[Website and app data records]
Segment Open

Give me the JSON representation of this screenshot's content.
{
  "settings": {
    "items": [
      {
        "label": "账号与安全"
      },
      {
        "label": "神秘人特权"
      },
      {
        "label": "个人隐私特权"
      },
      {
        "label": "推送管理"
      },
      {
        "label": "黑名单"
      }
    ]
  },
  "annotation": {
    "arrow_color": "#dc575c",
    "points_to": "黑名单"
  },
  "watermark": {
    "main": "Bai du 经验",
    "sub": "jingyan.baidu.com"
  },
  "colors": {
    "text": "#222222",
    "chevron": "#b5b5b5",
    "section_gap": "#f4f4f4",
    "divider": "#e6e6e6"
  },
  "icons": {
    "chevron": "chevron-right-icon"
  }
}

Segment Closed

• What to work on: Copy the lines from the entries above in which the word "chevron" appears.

• Expected answer:
    "chevron": "#b5b5b5",
    "chevron": "chevron-right-icon"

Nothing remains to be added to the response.